Also I don’t think that BWTS makers want to do any additional testing, because it is expensive and time consuming. We are currently going through the USCG testing and revised G8 testing, we are removing limitations on certifications and holding times, we are adding any filter options and we are doing system updates. All these things need further testing.
According to estimates, the BWT companies and the system makers have spent about 2 billion dollars on this BWT since 2004 only which is a lot of money. When we look at the total figures, in 2017, the BWT market was about 380 million USD, mainly in the European market. In 2018, 342 million USD are expected. In 2019, we will start seeing the first retrofitting installations and, moving further, in 2020 and 2021 we expect the biggest number of vessels installed with BWT; approximately 6,900 vessels.
But when the BWT market started, people were talking about market size at 40 billion dollars and everybody who started this business was thinking about “How much money we will make?” But now when the market is 13,2 billion USD, and we have spent more that 2 billion on testing and development equipment, I think we will see a lot of consolidation. Many makers will disappear because they don’t have the financial backbone to support their systems or be competitive on the market.
We have waited for a long time; IMO Convention was adopted in 2004 and entered into force in 2017 and the expecting BWT market kick-offs in 2019. So, when you think an average profit generated by many sold systems to be between 10-20% on a 13-billion-USD market, it is clear that many companies will not be able to be profitable. We saw the auctions going back even though they had the USCG type approval.
Moving further, USCG Guidelines that came into force on 14 Feb 2018, foresee that in case of an inoperable BWT system (at situ), the Captain of the Port needs to be immediately informed. The COTP may approve one of the “other” approved BWM practices like BWE to be used instead.
According to the USCG Guidelines, the following are not counted as ”inoperable system”:
- Lack of consumables does not meet the ”stops of operating properly” clause.
- Ships with inoperable BWT system due to BWT system makers bankruptcy and non-availability of spare parts or chemicals will not receive special consideration.
The views expressed in this article are solely those of the author and do not necessarily represent those of SAFETY4SEA and are for information sharing and discussion purposes only.
View Juha Kiukas’s presentation on BWTS during the last GREEN4SEA Conference herebelow

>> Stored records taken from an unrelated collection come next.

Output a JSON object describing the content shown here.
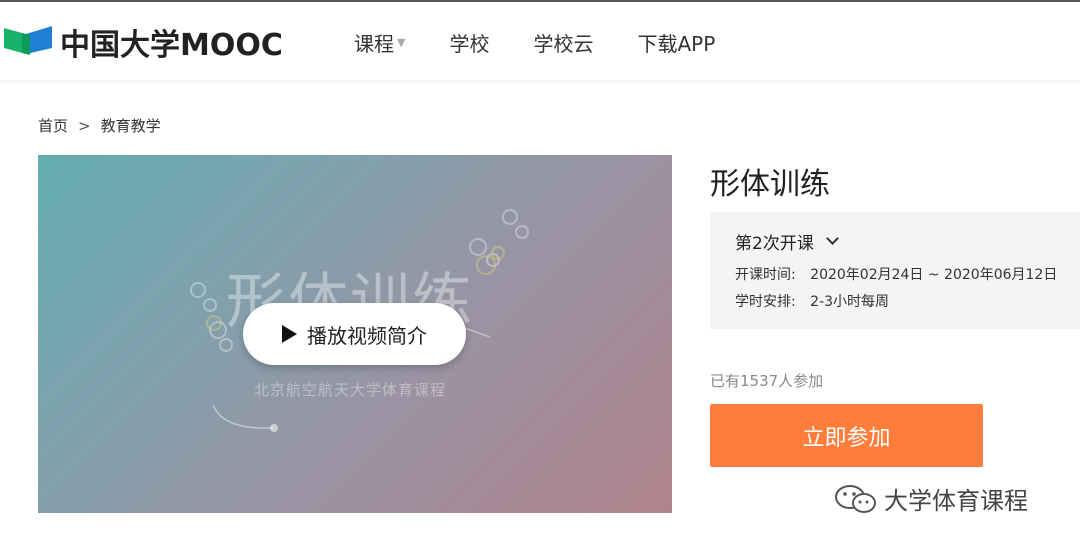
{
  "header": {
    "logo_text": "中国大学MOOC",
    "nav": [
      {
        "label": "课程",
        "has_caret": true
      },
      {
        "label": "学校"
      },
      {
        "label": "学校云"
      },
      {
        "label": "下载APP"
      }
    ]
  },
  "breadcrumb": {
    "home": "首页",
    "separator": ">",
    "current": "教育教学"
  },
  "video": {
    "cover_title": "形体训练",
    "cover_subtitle": "北京航空航天大学体育课程",
    "play_label": "播放视频简介"
  },
  "course": {
    "title": "形体训练",
    "session_label": "第2次开课",
    "time_key": "开课时间:",
    "time_value": "2020年02月24日 ~ 2020年06月12日",
    "hours_key": "学时安排:",
    "hours_value": "2-3小时每周",
    "joined_text": "已有1537人参加",
    "join_button": "立即参加"
  },
  "watermark": {
    "text": "大学体育课程",
    "icon": "wechat-icon"
  },
  "colors": {
    "accent": "#ff7d3b",
    "logo_green": "#17b36b",
    "logo_blue": "#1f80d6"
  }
}
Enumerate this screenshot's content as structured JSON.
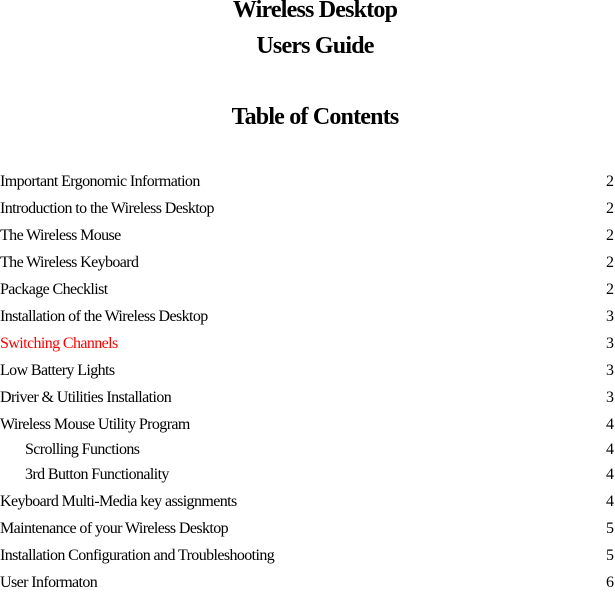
{
  "document": {
    "title_line_1": "Wireless Desktop",
    "title_line_2": "Users Guide",
    "toc_heading": "Table of Contents"
  },
  "highlight_color": "#ff0000",
  "toc": [
    {
      "label": "Important Ergonomic Information",
      "page": "2",
      "indent": false,
      "highlight": false
    },
    {
      "label": "Introduction to the Wireless Desktop",
      "page": "2",
      "indent": false,
      "highlight": false
    },
    {
      "label": "The Wireless Mouse",
      "page": "2",
      "indent": false,
      "highlight": false
    },
    {
      "label": "The Wireless Keyboard",
      "page": "2",
      "indent": false,
      "highlight": false
    },
    {
      "label": "Package Checklist",
      "page": "2",
      "indent": false,
      "highlight": false
    },
    {
      "label": "Installation of the Wireless Desktop",
      "page": "3",
      "indent": false,
      "highlight": false
    },
    {
      "label": "Switching Channels",
      "page": "3",
      "indent": false,
      "highlight": true
    },
    {
      "label": "Low Battery Lights",
      "page": "3",
      "indent": false,
      "highlight": false
    },
    {
      "label": "Driver & Utilities Installation",
      "page": "3",
      "indent": false,
      "highlight": false
    },
    {
      "label": "Wireless Mouse Utility Program",
      "page": "4",
      "indent": false,
      "highlight": false
    },
    {
      "label": "Scrolling Functions",
      "page": "4",
      "indent": true,
      "highlight": false
    },
    {
      "label": "3rd Button Functionality",
      "page": "4",
      "indent": true,
      "highlight": false
    },
    {
      "label": "Keyboard Multi-Media key assignments",
      "page": "4",
      "indent": false,
      "highlight": false
    },
    {
      "label": "Maintenance of your Wireless Desktop",
      "page": "5",
      "indent": false,
      "highlight": false
    },
    {
      "label": "Installation Configuration and Troubleshooting",
      "page": "5",
      "indent": false,
      "highlight": false
    },
    {
      "label": "User Informaton",
      "page": "6",
      "indent": false,
      "highlight": false
    }
  ]
}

Juha Kiukas is a Marine Naval Architect with over 20 years of experience in various marine markets. As the European Sales Director at Trojan Marinex, he leads the tactical implementation of sales and market integration strategies. Trojan Marinex is part of the Trojan Technologies group of businesses. Direct access to 40 years of industry-defining water treatment expertise has enabled them to create a suite of ballast water treatment systems unlike any other. These systems are purpose built for the marine environment and provide filtration + UV in a single, compact unit.